(PROBLEM TO WORK ON) Nothing but the text of the records belongs in your answer: repeat all of it exactly and leave out the images.

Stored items

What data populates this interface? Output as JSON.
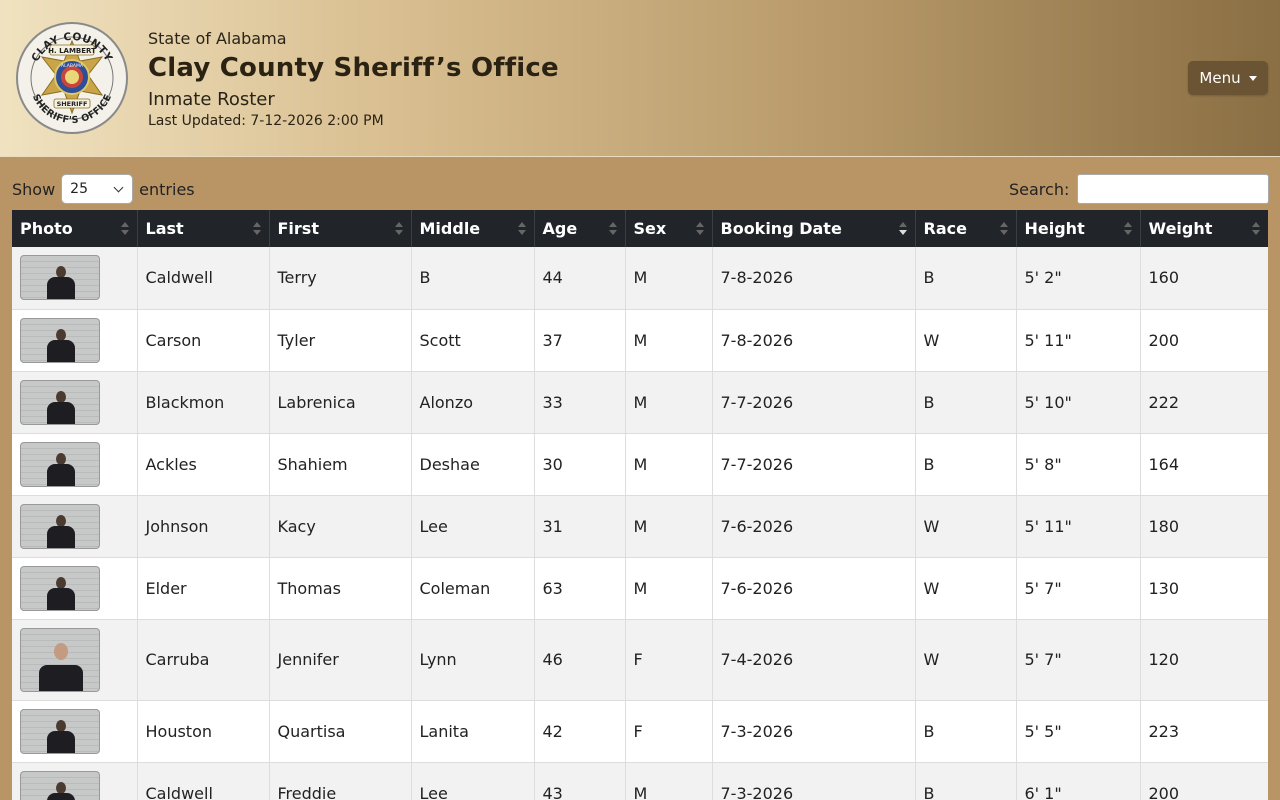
{
  "header": {
    "badge_text_top": "CLAY COUNTY",
    "badge_text_bottom": "SHERIFF'S OFFICE",
    "badge_name": "H. LAMBERT",
    "badge_center": "ALABAMA",
    "badge_rank": "SHERIFF",
    "state": "State of Alabama",
    "office": "Clay County Sheriff’s Office",
    "subtitle": "Inmate Roster",
    "updated": "Last Updated: 7-12-2026 2:00 PM",
    "menu_label": "Menu"
  },
  "controls": {
    "show_label": "Show",
    "entries_value": "25",
    "entries_label": "entries",
    "search_label": "Search:",
    "search_value": ""
  },
  "table": {
    "columns": [
      "Photo",
      "Last",
      "First",
      "Middle",
      "Age",
      "Sex",
      "Booking Date",
      "Race",
      "Height",
      "Weight"
    ],
    "sorted_column": "Booking Date",
    "rows": [
      {
        "last": "Caldwell",
        "first": "Terry",
        "middle": "B",
        "age": "44",
        "sex": "M",
        "booking": "7-8-2026",
        "race": "B",
        "height": "5' 2\"",
        "weight": "160"
      },
      {
        "last": "Carson",
        "first": "Tyler",
        "middle": "Scott",
        "age": "37",
        "sex": "M",
        "booking": "7-8-2026",
        "race": "W",
        "height": "5' 11\"",
        "weight": "200"
      },
      {
        "last": "Blackmon",
        "first": "Labrenica",
        "middle": "Alonzo",
        "age": "33",
        "sex": "M",
        "booking": "7-7-2026",
        "race": "B",
        "height": "5' 10\"",
        "weight": "222"
      },
      {
        "last": "Ackles",
        "first": "Shahiem",
        "middle": "Deshae",
        "age": "30",
        "sex": "M",
        "booking": "7-7-2026",
        "race": "B",
        "height": "5' 8\"",
        "weight": "164"
      },
      {
        "last": "Johnson",
        "first": "Kacy",
        "middle": "Lee",
        "age": "31",
        "sex": "M",
        "booking": "7-6-2026",
        "race": "W",
        "height": "5' 11\"",
        "weight": "180"
      },
      {
        "last": "Elder",
        "first": "Thomas",
        "middle": "Coleman",
        "age": "63",
        "sex": "M",
        "booking": "7-6-2026",
        "race": "W",
        "height": "5' 7\"",
        "weight": "130"
      },
      {
        "last": "Carruba",
        "first": "Jennifer",
        "middle": "Lynn",
        "age": "46",
        "sex": "F",
        "booking": "7-4-2026",
        "race": "W",
        "height": "5' 7\"",
        "weight": "120"
      },
      {
        "last": "Houston",
        "first": "Quartisa",
        "middle": "Lanita",
        "age": "42",
        "sex": "F",
        "booking": "7-3-2026",
        "race": "B",
        "height": "5' 5\"",
        "weight": "223"
      },
      {
        "last": "Caldwell",
        "first": "Freddie",
        "middle": "Lee",
        "age": "43",
        "sex": "M",
        "booking": "7-3-2026",
        "race": "B",
        "height": "6' 1\"",
        "weight": "200"
      }
    ]
  }
}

(RESULT OF THE EXERCISE)
What data populates this interface? Output as JSON.
{
  "header": {
    "badge_text_top": "CLAY COUNTY",
    "badge_text_bottom": "SHERIFF'S OFFICE",
    "badge_name": "H. LAMBERT",
    "badge_center": "ALABAMA",
    "badge_rank": "SHERIFF",
    "state": "State of Alabama",
    "office": "Clay County Sheriff’s Office",
    "subtitle": "Inmate Roster",
    "updated": "Last Updated: 7-12-2026 2:00 PM",
    "menu_label": "Menu"
  },
  "controls": {
    "show_label": "Show",
    "entries_value": "25",
    "entries_label": "entries",
    "search_label": "Search:",
    "search_value": ""
  },
  "table": {
    "columns": [
      "Photo",
      "Last",
      "First",
      "Middle",
      "Age",
      "Sex",
      "Booking Date",
      "Race",
      "Height",
      "Weight"
    ],
    "sorted_column": "Booking Date",
    "rows": [
      {
        "last": "Caldwell",
        "first": "Terry",
        "middle": "B",
        "age": "44",
        "sex": "M",
        "booking": "7-8-2026",
        "race": "B",
        "height": "5' 2\"",
        "weight": "160"
      },
      {
        "last": "Carson",
        "first": "Tyler",
        "middle": "Scott",
        "age": "37",
        "sex": "M",
        "booking": "7-8-2026",
        "race": "W",
        "height": "5' 11\"",
        "weight": "200"
      },
      {
        "last": "Blackmon",
        "first": "Labrenica",
        "middle": "Alonzo",
        "age": "33",
        "sex": "M",
        "booking": "7-7-2026",
        "race": "B",
        "height": "5' 10\"",
        "weight": "222"
      },
      {
        "last": "Ackles",
        "first": "Shahiem",
        "middle": "Deshae",
        "age": "30",
        "sex": "M",
        "booking": "7-7-2026",
        "race": "B",
        "height": "5' 8\"",
        "weight": "164"
      },
      {
        "last": "Johnson",
        "first": "Kacy",
        "middle": "Lee",
        "age": "31",
        "sex": "M",
        "booking": "7-6-2026",
        "race": "W",
        "height": "5' 11\"",
        "weight": "180"
      },
      {
        "last": "Elder",
        "first": "Thomas",
        "middle": "Coleman",
        "age": "63",
        "sex": "M",
        "booking": "7-6-2026",
        "race": "W",
        "height": "5' 7\"",
        "weight": "130"
      },
      {
        "last": "Carruba",
        "first": "Jennifer",
        "middle": "Lynn",
        "age": "46",
        "sex": "F",
        "booking": "7-4-2026",
        "race": "W",
        "height": "5' 7\"",
        "weight": "120"
      },
      {
        "last": "Houston",
        "first": "Quartisa",
        "middle": "Lanita",
        "age": "42",
        "sex": "F",
        "booking": "7-3-2026",
        "race": "B",
        "height": "5' 5\"",
        "weight": "223"
      },
      {
        "last": "Caldwell",
        "first": "Freddie",
        "middle": "Lee",
        "age": "43",
        "sex": "M",
        "booking": "7-3-2026",
        "race": "B",
        "height": "6' 1\"",
        "weight": "200"
      }
    ]
  }
}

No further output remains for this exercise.